Birkman said the benefit to pursuing an expanded ACV family of vehicles to meet specific ARV mission requirements is BAE Systems’ ability to deliver a common chassis to the Marine Corps, rather than having two unique chassis requiring new parts, training and separate production line, adding the company is assessing the potential to offer the Marine Corps’ “significant cost savings.”
“We’re not ready to release that information yet but we believe there is significant cost savings,” Birkman told Defense Daily. “The coin of the realm is money. How do you articulate the value in commonality? You have to convert it to money. It all comes down to money and what’s the cost difference in having a common chassis versus a unique chassis.”
Birkman said the Marine Corps tasked BAE Systems with building a “mobile systems integration lab” for the ACV C4/UAS effort, with the company bringing in “best of breed solutions” or systems already common to the Marine Corps as it constructed the suite of technologies.
The ACV C4/UAS on display for the first time at Modern Day Marine specifically includes a Teledyne FLIR 280-HD long-range camera mounted on the vehicle’s mast, components from the Marine Corps’ MADIS air defense system, a RADA radar, Kongsberg’s Common Remotely Operated Weapon Station-Javelin, a jamming capability, a Kymeta antenna for “network-on-the-move,” a tethered UAV for extended line-of-sight communications and the ability to deploy a Lockheed Martin [LMT] Stalker drone.
“We have a very robust comms suite integrated on this platform, with lots of paths to talk across huge frequency spectrums,” Birkman said.
The Organic Precision Fires concept vehicle at the show, which is on a Marine Personnel Carrier hull, brings together sensors, loitering munition capabilities and weapons launchers connected through a common battle management system.
“These vehicles have the same local battle management systems.
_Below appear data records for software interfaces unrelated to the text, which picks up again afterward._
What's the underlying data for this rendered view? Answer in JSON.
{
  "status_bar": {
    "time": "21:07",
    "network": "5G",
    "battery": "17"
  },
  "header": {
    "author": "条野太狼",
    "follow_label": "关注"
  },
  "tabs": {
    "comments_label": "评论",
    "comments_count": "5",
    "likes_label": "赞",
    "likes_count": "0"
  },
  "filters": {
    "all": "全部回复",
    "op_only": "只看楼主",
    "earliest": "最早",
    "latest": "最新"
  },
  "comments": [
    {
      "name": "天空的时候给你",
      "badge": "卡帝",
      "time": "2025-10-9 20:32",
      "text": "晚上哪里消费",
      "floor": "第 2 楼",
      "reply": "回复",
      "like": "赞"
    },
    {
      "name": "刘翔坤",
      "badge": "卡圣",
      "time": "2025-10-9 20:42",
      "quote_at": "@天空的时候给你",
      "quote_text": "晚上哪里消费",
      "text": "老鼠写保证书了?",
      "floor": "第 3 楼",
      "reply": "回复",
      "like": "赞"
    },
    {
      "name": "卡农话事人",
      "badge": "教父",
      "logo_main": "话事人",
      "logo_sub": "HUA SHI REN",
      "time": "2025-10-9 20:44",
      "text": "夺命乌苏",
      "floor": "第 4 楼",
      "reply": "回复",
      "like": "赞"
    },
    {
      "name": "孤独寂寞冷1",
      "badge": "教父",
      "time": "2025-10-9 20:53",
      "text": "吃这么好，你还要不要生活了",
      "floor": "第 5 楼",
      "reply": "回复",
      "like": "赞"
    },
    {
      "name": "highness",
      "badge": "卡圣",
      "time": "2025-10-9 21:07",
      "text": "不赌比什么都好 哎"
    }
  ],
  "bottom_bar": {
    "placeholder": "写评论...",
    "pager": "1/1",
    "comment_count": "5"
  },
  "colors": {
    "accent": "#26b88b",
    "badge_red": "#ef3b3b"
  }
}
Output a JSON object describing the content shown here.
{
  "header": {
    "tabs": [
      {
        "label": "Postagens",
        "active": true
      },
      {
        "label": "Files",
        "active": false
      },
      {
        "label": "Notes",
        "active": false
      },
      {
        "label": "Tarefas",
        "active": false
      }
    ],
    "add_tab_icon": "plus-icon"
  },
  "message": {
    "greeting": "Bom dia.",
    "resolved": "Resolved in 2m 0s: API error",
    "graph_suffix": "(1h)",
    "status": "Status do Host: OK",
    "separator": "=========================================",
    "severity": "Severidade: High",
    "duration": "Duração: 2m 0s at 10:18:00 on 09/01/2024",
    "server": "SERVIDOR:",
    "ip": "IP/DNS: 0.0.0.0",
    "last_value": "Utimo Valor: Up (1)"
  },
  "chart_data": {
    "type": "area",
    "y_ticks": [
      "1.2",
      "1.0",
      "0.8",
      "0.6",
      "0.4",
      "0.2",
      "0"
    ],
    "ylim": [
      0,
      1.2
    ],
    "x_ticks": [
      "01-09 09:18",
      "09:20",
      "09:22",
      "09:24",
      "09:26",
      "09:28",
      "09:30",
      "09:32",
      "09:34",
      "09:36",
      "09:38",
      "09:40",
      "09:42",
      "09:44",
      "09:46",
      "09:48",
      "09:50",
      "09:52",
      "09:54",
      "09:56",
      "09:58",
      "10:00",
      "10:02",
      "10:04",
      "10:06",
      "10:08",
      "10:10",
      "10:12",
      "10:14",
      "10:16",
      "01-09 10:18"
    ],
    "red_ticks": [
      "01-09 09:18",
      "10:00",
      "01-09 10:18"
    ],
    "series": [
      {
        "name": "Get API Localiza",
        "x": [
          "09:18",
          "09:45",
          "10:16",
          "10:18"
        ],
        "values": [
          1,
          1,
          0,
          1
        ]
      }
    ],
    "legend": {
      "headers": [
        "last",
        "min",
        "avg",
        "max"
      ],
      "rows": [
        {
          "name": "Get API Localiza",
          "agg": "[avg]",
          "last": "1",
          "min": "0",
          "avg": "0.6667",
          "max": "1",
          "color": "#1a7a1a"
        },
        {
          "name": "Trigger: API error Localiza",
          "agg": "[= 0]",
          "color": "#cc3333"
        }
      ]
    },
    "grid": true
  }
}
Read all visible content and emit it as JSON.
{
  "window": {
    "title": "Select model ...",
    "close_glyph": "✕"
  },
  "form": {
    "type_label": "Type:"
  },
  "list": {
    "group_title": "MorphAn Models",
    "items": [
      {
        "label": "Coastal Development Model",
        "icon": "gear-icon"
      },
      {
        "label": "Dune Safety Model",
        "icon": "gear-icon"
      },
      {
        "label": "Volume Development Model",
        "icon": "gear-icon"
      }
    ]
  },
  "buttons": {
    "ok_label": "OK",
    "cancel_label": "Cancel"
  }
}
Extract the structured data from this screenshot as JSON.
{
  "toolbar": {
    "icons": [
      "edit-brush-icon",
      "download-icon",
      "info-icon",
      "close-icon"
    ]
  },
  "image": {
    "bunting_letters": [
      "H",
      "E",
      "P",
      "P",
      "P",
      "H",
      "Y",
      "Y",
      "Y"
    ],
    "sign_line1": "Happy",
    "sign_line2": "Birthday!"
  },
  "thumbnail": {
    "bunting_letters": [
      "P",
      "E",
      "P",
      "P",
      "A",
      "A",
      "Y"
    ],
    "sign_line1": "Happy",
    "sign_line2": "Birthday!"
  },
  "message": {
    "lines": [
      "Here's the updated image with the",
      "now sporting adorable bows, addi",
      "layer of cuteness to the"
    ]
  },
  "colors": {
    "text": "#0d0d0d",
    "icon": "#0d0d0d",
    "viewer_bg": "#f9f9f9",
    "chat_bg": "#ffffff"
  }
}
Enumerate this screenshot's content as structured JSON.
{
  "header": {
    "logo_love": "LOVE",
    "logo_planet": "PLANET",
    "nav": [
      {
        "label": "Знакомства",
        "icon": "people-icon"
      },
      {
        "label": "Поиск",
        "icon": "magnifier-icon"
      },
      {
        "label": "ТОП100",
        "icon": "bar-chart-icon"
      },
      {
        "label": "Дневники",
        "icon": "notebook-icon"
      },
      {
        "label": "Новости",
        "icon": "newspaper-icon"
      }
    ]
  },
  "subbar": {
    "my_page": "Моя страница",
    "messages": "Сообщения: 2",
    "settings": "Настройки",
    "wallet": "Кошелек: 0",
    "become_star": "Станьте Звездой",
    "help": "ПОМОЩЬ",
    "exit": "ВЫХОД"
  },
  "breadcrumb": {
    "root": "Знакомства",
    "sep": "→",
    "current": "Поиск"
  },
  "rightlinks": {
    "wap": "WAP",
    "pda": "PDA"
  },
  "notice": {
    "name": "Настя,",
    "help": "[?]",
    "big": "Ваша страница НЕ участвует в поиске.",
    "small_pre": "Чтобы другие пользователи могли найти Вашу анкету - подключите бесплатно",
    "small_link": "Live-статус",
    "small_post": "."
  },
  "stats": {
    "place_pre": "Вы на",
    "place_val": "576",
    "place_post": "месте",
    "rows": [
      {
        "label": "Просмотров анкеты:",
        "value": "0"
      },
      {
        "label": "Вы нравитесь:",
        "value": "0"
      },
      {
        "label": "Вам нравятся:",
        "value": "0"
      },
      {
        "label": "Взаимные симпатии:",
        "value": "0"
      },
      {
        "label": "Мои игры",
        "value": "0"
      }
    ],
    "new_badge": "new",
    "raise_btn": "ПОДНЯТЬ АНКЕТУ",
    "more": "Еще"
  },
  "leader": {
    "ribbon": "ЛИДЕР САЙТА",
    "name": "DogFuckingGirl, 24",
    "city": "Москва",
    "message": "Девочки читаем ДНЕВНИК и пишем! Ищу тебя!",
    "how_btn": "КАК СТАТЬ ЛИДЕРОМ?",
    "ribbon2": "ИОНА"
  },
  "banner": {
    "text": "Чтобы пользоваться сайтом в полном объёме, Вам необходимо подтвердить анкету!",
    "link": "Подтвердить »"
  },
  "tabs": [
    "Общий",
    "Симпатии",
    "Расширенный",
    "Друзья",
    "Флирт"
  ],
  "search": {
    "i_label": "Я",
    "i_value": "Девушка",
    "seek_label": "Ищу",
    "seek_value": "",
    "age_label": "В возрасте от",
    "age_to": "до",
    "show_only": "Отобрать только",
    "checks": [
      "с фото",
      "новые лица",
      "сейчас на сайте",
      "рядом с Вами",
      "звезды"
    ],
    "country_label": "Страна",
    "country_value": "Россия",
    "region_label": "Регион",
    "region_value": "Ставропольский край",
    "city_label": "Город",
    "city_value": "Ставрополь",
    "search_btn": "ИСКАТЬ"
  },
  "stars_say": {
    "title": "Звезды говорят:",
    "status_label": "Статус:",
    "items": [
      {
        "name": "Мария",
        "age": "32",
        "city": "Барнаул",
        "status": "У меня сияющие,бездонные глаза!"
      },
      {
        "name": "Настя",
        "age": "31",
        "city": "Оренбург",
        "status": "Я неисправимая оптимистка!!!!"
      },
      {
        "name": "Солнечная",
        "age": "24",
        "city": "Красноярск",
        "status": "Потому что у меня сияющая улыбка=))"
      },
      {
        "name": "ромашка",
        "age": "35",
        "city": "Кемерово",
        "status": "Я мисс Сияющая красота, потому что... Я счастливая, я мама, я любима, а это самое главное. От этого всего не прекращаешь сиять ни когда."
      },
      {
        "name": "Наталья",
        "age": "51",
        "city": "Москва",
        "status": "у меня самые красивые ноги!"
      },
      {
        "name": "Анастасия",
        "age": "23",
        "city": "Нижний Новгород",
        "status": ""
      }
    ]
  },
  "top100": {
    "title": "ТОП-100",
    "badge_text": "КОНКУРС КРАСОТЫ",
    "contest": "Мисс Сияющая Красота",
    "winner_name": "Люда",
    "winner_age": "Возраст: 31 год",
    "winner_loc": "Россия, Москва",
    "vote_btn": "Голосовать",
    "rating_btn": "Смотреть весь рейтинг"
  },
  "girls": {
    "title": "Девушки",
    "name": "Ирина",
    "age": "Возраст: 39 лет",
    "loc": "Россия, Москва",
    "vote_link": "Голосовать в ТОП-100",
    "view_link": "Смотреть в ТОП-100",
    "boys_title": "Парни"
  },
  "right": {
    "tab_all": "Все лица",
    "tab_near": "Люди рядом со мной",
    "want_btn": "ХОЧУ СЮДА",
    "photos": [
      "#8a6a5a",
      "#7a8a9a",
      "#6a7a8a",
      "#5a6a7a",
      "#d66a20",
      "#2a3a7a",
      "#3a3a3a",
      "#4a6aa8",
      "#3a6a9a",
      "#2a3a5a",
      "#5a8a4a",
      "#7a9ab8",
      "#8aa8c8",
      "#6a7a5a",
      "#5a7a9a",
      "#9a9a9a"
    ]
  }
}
So, if I’m flying the Stalker [drone] 30 kilometers away and it acquires a target, I can identify that target with the [C4/UAS] vehicle. I can pass it to the [Organic Precision Fires] vehicle and launch a munition. These two vehicles could be sitting on different islands and they can still communicate to launch that loitering munition to engage that target. These two platforms would work very well in tandem,” Birkman said.